"What a great help it would be if you had a few illustrations."
"Your article does not say anything on how to layout the skirt board or mop board."
"if you had diagrams to go with would be even better but great job anyhow.thanks"
"Great descriptions, but without pictures they are meaningless. Also what for example are stringers, risers and treads ? "
"If you include some pictures of some of the completed stages it would certainly help the reader understand some of the steps. A picture is worth a thousand words."
"I think the example is a good one but it got me a little confusing when measuring the risers on the 2"x 12". If the first riser is 5-5/8 because of the step, then all the Risers will be 5-5/8."
"haha im an aprentise in a joinary shop straight flight staircases are quite easy but wen u go into winders and double winders tht the hard stuff if i was an average diyer i wouldnt even consider it dont waste your money get a pro to do it!"
"this article is priceless... thanks"
stair builder extrodonaire
"Building stairs is not as easy as you make it sound. If your your measurements are not accurate and you have a hard time cutting a straight line you could end up wasting lots of lumber. Without pictures to guide you through the process the average DIY will end up doing just that. I suggest the DIY'er go to a website with a free stair calculator with pictures. And if you can't cut straight or measure accurately, then don't bother."
"Brilliant article. Best laugh I've had in a long time...."
"Do you usually cut wood with a hacksaw!?!? Haha, thanks for the "expert advice". "
"Do you start at the top or bottom of the stringer"
"Nice that someone takes the time to pass on knowledge, however.... As a non builder, pictures are worth a thousand words! Especially when all the words are new to me!!!!!! "
"Good article but since you are UK based you should really use metric and not imperial. "
"Very good and correct, very useful"
"plain & simple, anymore info would confuse most beginners, if you can't figure out simple stairs after this lesson, don't bother trying, you'll never get it!!!"
"stairs look great. The stringers took a few minutes for me to see it but when i did they went right together. thanks Elmira NY USA"
"in response to the builder who dissed the advice, if you know so much then why are you reading this?? Carpenter/builders you are all over rated!! We built our own extension for a 10th of the price you people quoted and probably alot quicker and less messier.
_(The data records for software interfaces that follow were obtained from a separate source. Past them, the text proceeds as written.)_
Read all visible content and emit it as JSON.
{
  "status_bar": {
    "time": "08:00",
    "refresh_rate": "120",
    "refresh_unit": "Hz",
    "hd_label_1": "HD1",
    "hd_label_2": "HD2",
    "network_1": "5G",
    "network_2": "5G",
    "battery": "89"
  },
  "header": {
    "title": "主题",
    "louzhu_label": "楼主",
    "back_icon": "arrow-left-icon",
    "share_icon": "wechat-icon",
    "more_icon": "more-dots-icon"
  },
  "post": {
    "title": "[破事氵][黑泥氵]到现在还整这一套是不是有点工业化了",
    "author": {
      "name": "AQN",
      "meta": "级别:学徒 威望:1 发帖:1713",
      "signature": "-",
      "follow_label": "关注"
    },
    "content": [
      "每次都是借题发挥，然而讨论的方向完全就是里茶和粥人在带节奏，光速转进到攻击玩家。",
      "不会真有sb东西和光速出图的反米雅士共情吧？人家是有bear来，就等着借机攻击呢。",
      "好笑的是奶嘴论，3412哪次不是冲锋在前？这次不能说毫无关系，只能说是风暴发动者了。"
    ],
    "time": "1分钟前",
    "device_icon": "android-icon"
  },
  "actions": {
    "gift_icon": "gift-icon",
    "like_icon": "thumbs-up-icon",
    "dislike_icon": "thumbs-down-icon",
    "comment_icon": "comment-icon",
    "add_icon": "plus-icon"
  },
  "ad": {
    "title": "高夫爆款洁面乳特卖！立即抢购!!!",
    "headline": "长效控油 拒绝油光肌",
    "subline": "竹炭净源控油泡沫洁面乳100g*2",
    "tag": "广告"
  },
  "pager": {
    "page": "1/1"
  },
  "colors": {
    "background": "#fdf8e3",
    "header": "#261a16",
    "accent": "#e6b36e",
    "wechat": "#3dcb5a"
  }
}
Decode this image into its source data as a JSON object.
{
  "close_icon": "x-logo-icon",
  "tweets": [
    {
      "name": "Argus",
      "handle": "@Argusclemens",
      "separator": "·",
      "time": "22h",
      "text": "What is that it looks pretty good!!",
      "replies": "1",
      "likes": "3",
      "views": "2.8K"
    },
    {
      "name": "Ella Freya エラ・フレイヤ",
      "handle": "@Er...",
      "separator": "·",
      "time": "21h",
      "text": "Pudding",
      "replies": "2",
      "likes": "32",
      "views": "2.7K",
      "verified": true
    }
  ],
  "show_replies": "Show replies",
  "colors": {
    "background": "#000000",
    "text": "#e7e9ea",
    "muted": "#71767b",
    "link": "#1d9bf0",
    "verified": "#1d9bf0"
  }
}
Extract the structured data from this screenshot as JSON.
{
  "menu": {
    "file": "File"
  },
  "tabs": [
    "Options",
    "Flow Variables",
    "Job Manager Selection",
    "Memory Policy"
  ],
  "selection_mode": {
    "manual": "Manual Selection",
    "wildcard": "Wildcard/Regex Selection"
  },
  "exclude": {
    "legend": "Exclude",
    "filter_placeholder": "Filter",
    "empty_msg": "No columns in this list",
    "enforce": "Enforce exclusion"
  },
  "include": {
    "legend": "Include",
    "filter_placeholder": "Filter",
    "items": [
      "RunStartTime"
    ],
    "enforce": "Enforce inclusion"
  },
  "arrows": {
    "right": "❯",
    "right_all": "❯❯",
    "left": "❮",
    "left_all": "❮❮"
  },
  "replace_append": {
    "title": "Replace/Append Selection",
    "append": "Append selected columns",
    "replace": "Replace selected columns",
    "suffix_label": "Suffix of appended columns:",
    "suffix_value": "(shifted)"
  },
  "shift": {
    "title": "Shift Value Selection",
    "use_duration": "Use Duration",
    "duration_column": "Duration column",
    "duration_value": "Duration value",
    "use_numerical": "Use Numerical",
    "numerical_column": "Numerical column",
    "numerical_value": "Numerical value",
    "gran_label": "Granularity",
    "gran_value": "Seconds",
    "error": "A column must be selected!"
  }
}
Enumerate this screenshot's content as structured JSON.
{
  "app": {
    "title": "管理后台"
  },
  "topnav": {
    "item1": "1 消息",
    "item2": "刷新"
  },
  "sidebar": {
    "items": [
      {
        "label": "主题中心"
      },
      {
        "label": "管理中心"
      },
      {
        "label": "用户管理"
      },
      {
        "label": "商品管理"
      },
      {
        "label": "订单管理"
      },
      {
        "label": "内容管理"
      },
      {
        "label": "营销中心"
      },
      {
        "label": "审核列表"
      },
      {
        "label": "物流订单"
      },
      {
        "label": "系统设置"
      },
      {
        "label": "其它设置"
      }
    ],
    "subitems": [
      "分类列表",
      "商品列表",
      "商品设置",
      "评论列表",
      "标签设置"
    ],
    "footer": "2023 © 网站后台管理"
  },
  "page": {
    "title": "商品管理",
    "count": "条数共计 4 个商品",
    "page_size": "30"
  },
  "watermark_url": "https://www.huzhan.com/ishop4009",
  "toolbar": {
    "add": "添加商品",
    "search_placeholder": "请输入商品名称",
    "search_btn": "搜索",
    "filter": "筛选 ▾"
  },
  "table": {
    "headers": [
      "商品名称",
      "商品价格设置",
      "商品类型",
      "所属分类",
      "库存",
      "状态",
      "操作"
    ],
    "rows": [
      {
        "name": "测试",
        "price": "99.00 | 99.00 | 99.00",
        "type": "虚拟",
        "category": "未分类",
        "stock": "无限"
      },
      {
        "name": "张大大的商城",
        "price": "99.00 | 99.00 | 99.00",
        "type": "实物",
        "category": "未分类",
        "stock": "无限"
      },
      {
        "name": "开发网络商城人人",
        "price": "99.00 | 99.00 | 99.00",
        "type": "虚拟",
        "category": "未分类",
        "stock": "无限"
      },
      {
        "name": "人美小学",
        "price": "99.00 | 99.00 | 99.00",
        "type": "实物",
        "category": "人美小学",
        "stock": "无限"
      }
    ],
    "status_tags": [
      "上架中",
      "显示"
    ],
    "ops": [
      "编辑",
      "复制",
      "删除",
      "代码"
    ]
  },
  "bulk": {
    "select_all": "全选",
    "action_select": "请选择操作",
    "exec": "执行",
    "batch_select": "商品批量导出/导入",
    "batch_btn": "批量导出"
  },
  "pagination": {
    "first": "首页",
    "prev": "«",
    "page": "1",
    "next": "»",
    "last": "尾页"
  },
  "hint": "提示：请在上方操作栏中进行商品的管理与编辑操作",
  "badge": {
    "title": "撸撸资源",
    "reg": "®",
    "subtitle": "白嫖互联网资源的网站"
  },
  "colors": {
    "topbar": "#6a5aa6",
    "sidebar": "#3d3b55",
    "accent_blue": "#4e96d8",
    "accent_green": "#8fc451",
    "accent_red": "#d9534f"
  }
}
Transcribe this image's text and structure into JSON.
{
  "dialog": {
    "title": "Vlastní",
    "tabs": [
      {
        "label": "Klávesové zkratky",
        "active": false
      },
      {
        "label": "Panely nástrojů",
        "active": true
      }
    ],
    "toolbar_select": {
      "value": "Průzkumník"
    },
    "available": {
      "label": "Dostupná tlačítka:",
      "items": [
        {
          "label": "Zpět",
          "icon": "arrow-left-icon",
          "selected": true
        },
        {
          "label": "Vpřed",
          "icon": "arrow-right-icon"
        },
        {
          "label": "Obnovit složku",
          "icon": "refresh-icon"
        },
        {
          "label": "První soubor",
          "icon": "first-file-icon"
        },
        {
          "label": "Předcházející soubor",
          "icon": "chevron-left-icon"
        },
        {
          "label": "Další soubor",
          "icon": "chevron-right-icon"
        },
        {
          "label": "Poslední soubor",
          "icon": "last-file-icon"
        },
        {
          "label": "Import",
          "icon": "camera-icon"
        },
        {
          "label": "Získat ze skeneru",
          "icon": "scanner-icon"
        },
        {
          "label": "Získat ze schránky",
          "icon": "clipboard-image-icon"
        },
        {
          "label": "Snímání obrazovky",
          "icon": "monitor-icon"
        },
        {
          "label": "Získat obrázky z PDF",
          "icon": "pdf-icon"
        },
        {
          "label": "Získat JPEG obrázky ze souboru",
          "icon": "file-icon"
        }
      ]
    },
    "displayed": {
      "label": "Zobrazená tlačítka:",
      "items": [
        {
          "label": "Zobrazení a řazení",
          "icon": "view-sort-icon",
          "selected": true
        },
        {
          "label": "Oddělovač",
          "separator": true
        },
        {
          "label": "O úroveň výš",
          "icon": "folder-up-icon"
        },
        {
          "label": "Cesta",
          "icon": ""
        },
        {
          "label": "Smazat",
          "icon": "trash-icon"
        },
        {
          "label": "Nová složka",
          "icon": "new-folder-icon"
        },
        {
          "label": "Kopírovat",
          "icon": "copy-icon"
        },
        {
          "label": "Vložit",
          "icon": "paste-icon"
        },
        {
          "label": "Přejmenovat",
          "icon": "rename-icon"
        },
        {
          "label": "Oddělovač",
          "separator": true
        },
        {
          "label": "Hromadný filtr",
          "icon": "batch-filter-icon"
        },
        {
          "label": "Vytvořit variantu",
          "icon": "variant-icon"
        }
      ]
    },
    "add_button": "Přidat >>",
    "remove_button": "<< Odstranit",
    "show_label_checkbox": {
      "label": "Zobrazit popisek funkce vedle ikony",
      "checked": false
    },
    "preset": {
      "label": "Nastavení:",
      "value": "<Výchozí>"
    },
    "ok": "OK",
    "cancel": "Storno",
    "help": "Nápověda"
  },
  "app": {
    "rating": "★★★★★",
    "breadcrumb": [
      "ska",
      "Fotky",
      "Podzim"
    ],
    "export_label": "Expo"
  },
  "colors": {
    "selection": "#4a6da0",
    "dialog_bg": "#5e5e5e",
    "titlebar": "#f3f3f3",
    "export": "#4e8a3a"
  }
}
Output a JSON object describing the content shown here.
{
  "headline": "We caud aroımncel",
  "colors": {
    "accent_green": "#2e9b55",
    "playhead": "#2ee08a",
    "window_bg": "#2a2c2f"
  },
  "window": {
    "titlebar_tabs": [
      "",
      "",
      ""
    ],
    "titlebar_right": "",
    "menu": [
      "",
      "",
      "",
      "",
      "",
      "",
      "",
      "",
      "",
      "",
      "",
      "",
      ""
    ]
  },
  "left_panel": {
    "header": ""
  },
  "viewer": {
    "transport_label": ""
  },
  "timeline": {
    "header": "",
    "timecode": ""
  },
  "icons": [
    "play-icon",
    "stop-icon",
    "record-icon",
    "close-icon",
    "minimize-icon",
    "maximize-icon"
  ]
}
Thankyou to the author who tries to help the keen DIYer out, i will follow your instructions and get back on how useful i found you."
lil bunny boiler who hates builders!!!
"Far too confusing! Numbered drawings are a must with appropraite reference to them for each stage. 9/10 for effort but 3/10 for usefulness, sorry."
"Some drawings would of been usefull"
"if only things were this easy i'm a builder and found that just a sharp pencil and masking tape with a few other bits was pretty laughable and only hope no carpenter or joiners see this and feel pretty insulted i'd like to see the results of a DIY staircase"
"very, very good.it is very, very clear and the use of grade school langage is an added bonus. thanks for your help."